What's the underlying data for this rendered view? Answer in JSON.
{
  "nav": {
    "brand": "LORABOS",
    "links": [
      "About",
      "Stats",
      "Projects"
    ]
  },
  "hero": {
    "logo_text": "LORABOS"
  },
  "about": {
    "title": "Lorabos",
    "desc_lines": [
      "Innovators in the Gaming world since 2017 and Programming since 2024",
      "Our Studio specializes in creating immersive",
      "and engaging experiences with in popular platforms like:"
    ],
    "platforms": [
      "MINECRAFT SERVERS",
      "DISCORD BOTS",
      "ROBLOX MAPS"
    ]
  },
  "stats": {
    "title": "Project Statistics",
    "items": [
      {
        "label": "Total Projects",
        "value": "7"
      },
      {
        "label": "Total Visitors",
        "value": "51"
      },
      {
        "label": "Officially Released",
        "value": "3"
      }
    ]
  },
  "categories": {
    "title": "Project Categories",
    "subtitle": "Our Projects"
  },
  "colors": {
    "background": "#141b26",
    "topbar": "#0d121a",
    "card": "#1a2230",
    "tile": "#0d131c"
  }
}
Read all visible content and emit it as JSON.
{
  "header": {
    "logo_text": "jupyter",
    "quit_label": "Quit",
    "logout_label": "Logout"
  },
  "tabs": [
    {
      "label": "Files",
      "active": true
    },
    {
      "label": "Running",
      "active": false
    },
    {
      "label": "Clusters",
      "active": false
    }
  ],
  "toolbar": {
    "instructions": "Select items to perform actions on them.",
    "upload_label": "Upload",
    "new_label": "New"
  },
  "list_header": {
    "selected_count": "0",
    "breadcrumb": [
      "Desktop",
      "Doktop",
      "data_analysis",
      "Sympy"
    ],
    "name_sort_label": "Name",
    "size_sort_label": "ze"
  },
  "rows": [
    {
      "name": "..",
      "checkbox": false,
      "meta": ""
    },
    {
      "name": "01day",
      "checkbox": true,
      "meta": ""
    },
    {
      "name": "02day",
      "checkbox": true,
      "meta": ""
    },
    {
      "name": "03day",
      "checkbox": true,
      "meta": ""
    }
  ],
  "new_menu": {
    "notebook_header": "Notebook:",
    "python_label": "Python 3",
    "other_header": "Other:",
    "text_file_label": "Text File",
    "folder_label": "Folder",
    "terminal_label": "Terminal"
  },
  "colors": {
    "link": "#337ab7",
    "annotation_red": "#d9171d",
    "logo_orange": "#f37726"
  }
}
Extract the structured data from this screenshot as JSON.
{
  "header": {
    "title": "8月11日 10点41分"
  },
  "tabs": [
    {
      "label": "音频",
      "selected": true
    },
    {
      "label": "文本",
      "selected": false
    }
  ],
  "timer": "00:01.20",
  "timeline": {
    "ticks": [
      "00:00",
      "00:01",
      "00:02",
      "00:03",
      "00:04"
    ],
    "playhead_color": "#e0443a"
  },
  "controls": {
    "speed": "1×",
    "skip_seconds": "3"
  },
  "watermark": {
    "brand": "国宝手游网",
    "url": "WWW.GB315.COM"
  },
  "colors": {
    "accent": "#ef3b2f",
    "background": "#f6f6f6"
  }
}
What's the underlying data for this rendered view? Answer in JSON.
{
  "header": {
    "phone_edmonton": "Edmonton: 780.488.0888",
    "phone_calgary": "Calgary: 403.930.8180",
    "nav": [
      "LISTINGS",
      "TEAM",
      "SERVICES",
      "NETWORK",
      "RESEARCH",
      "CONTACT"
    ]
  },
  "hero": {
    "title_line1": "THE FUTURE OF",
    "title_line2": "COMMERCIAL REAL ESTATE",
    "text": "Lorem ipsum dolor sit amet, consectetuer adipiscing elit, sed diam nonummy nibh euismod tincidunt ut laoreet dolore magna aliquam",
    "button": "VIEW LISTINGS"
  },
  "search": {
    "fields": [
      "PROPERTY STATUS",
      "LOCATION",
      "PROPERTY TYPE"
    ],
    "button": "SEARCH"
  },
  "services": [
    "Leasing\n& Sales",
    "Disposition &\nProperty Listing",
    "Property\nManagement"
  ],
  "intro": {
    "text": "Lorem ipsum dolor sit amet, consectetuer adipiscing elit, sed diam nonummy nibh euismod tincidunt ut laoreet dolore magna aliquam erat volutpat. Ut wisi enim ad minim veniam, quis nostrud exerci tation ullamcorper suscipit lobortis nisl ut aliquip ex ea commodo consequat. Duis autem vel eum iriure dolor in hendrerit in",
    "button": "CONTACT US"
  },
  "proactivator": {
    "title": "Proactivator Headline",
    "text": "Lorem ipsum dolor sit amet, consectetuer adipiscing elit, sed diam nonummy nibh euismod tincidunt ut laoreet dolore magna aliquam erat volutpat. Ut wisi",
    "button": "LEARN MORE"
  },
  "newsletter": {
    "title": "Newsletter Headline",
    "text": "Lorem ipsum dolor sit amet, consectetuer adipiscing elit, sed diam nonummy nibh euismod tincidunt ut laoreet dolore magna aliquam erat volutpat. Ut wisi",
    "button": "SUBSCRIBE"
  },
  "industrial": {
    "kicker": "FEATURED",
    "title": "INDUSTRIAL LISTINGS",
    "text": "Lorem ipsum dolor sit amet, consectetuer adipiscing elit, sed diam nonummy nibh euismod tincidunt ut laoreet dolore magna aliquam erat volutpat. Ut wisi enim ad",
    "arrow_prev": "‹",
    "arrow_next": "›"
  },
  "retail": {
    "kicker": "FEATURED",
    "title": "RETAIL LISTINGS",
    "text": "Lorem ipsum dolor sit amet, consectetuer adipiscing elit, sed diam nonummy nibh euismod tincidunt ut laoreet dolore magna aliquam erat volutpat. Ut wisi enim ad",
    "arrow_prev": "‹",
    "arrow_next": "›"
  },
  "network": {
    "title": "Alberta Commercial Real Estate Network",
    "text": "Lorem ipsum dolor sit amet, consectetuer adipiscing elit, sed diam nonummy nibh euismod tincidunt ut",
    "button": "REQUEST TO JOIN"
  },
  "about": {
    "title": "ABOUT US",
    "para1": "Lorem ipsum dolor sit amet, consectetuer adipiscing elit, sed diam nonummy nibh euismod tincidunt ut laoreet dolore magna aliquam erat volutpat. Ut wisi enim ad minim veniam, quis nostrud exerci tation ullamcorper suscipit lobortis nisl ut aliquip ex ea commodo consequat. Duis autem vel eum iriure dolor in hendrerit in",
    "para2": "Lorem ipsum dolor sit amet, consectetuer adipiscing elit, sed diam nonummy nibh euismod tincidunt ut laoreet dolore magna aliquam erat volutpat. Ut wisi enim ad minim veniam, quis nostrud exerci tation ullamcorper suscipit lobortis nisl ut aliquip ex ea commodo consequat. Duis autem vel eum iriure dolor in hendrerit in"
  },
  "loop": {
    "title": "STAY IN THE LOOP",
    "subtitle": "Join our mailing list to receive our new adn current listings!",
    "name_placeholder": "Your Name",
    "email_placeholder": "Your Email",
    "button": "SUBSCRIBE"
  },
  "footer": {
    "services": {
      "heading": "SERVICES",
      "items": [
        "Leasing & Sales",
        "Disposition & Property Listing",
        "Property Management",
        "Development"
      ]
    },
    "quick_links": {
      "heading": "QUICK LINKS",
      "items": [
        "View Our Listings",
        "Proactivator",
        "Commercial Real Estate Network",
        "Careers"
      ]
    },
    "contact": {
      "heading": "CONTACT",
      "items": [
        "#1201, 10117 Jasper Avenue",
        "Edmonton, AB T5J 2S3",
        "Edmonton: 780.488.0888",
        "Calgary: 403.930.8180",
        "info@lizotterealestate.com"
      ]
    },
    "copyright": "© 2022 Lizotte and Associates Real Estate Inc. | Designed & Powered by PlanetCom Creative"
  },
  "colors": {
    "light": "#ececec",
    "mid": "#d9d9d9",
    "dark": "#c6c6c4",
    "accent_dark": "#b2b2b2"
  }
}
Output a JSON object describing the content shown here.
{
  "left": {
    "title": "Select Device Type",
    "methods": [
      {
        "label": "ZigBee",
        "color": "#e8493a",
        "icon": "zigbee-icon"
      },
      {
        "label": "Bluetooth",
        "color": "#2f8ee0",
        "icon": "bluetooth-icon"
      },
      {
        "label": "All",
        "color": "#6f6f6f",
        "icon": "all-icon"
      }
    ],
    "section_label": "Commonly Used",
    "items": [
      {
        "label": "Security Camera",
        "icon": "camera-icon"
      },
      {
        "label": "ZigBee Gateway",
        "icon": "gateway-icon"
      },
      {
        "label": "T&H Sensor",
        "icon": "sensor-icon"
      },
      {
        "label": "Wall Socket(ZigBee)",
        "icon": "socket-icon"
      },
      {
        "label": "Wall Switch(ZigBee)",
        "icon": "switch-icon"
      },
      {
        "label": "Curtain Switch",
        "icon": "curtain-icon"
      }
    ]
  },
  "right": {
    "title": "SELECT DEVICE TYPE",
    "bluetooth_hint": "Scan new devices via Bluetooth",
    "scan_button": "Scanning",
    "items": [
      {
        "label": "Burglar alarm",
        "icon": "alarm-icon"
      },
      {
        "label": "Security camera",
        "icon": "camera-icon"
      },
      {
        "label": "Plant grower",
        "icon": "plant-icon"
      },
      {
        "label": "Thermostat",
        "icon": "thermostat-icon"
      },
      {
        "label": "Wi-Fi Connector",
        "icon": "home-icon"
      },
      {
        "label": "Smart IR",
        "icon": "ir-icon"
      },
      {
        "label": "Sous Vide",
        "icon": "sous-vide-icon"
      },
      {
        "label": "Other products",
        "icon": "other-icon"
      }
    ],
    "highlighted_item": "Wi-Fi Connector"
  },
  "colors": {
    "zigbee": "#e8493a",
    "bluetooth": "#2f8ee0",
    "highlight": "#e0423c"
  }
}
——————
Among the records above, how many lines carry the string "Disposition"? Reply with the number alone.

= Exercise output =
2